N2 - Why were AIDS activists successful in putting universal access to treatment on the international agenda when so many other global campaigns have either failed or struggled to have much impact? We focus on: (1) permissive material conditions; (2) convergence on a policy prescription; (3) attributes of the activists; and (4) the broad political support for their cause. In our view, the market for antiretroviral (ARV) drugs was politically constructed; activists had to bring the demand and supply sides of the market together through a variety of tactics and strategies. The idea that motivated the activists was that ARVs should ideally be 'merit goods', goods that are available to everyone regardless of income. But, when ARVs first came on the market, poor people in the developing world lacked the resources to buy them. Activists successfully lobbied donor nations to use foreign aid to buy ARVs, and they pressured pharmaceutical companies to lower their prices, while encouraging generic firms to enter the market. However, even where a policy enjoys favorable material conditions - i.e. low costs, large benefits, demonstrated feasibility - this may not be enough. A clear prescription, credible messengers and resonant arguments may be necessary for an issue to receive adequate political support.
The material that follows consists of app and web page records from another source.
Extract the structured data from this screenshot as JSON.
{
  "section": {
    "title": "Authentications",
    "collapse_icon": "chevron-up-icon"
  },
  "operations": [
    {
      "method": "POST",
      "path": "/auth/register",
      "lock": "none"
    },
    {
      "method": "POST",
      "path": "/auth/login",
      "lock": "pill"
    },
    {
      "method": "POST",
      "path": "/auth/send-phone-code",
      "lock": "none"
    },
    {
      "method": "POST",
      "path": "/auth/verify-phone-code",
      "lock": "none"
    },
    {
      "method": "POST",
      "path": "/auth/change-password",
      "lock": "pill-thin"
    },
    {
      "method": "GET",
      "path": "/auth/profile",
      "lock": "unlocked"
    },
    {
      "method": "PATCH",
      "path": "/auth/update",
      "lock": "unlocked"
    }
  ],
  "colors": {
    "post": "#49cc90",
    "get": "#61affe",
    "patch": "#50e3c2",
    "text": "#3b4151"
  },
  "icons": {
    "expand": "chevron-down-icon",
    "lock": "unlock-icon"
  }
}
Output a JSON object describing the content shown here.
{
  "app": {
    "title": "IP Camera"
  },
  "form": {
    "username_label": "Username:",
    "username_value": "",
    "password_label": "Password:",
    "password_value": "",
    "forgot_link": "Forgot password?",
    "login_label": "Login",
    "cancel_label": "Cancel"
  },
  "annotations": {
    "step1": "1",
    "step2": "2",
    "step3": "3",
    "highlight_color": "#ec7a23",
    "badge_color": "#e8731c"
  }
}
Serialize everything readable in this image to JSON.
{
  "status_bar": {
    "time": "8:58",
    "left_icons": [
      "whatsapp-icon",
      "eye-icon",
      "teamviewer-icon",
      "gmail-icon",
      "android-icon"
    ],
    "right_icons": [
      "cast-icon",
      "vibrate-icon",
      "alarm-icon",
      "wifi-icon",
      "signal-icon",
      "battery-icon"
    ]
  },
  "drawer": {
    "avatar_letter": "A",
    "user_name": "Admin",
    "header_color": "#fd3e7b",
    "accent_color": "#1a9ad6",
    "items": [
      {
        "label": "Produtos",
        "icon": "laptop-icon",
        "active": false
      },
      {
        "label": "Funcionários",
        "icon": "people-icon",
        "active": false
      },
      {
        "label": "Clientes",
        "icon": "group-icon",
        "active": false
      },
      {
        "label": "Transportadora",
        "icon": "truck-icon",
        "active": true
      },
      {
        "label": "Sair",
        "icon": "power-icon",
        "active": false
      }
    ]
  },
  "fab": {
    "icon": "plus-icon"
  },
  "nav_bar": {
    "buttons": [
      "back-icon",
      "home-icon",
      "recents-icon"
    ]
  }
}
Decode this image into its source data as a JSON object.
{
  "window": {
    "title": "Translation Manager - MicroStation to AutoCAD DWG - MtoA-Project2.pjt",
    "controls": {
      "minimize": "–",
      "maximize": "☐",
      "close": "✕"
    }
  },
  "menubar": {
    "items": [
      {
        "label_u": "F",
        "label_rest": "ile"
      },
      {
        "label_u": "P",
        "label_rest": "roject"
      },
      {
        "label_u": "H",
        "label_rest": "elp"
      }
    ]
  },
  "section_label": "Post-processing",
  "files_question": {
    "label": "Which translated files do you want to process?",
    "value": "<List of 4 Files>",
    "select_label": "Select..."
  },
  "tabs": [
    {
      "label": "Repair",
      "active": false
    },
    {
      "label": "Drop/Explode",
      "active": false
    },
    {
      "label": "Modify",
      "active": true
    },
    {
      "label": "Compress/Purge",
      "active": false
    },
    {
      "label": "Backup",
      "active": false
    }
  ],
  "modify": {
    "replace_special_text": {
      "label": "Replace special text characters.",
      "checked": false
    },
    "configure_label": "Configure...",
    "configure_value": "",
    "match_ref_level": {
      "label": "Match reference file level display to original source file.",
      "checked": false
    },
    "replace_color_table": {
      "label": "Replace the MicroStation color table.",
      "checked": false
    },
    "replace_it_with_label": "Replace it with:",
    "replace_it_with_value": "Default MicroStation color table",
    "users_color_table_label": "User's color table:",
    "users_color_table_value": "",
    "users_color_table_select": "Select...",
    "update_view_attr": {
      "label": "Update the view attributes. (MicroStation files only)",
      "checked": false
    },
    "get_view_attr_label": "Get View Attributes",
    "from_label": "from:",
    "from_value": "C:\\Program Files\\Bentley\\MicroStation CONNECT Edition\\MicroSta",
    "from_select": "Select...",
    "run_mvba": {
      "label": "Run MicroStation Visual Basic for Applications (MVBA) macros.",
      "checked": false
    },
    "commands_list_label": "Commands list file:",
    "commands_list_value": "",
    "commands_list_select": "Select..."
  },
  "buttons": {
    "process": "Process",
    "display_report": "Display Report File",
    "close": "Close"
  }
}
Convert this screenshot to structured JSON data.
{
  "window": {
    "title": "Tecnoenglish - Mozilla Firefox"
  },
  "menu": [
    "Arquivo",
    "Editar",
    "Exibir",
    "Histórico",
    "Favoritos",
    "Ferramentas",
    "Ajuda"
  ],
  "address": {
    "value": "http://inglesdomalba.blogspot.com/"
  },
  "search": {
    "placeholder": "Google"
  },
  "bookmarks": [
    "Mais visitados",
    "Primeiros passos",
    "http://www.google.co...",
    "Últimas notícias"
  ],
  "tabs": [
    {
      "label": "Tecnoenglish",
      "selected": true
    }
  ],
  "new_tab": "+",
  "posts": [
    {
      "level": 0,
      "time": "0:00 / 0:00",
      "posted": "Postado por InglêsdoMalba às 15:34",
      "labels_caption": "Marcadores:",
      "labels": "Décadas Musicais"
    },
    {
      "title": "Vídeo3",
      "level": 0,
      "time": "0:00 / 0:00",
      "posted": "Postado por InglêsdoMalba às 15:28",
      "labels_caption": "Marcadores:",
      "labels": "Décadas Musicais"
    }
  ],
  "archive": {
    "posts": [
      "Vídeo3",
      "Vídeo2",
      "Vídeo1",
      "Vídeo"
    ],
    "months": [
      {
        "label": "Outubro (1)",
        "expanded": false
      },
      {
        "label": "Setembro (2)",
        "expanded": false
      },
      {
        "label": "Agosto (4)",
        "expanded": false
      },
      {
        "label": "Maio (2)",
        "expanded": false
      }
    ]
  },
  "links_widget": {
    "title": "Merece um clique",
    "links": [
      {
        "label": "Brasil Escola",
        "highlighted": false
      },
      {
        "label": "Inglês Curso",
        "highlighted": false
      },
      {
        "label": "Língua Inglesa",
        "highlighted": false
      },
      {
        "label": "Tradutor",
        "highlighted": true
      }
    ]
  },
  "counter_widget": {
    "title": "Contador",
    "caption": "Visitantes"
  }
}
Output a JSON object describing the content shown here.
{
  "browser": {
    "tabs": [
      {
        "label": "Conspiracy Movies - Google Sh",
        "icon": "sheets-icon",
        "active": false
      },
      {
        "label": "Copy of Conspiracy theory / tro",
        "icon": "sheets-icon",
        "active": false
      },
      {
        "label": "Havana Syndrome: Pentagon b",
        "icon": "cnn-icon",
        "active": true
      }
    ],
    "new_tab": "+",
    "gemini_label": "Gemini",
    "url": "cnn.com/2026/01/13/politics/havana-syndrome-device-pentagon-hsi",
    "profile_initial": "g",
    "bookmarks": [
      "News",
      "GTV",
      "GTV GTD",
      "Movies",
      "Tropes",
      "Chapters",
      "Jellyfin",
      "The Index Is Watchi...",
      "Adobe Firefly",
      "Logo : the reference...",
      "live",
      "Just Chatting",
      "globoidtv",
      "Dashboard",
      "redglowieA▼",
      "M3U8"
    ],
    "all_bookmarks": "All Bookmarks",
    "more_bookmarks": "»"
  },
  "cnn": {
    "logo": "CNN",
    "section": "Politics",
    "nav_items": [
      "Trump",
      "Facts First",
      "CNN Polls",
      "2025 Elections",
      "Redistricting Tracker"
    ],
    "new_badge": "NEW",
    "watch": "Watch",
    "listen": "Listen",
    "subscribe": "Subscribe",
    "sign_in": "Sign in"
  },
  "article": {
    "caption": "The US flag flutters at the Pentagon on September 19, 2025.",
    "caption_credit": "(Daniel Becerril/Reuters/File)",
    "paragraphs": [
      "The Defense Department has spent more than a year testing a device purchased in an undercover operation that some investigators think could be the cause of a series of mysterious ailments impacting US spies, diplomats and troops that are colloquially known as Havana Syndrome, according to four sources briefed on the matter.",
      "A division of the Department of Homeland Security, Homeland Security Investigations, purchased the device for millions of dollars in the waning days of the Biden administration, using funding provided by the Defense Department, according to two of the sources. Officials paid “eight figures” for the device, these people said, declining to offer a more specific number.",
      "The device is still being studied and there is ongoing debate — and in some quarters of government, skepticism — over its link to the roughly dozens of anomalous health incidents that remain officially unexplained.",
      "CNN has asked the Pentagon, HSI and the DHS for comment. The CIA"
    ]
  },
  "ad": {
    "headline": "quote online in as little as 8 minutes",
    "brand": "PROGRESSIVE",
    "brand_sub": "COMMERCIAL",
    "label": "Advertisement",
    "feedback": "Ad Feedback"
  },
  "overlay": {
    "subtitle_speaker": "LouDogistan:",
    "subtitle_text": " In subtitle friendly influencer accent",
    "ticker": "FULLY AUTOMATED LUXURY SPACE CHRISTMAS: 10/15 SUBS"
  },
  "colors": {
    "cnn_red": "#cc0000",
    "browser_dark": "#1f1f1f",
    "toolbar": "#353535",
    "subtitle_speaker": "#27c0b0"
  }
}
AB - Why were AIDS activists successful in putting universal access to treatment on the international agenda when so many other global campaigns have either failed or struggled to have much impact? We focus on: (1) permissive material conditions; (2) convergence on a policy prescription; (3) attributes of the activists; and (4) the broad political support for their cause. In our view, the market for antiretroviral (ARV) drugs was politically constructed; activists had to bring the demand and supply sides of the market together through a variety of tactics and strategies. The idea that motivated the activists was that ARVs should ideally be 'merit goods', goods that are available to everyone regardless of income. But, when ARVs first came on the market, poor people in the developing world lacked the resources to buy them. Activists successfully lobbied donor nations to use foreign aid to buy ARVs, and they pressured pharmaceutical companies to lower their prices, while encouraging generic firms to enter the market. However, even where a policy enjoys favorable material conditions - i.e. low costs, large benefits, demonstrated feasibility - this may not be enough. A clear prescription, credible messengers and resonant arguments may be necessary for an issue to receive adequate political support.

UR - http://www.scopus.com/inward/record.url?scp=84871022237&partnerID=8YFLogxK

UR - http://www.scopus.com/inward/citedby.url?scp=84871022237&partnerID=8YFLogxK

U2 - 10.1111/j.1758-5899.2009.00012.x

DO - 10.1111/j.1758-5899.2009.00012.x

M3 - Article

AN - SCOPUS:84871022237

VL - 1

SP - 75

EP - 90

JO - Global Policy

JF - Global Policy

SN - 1758-5880

IS - 1

ER -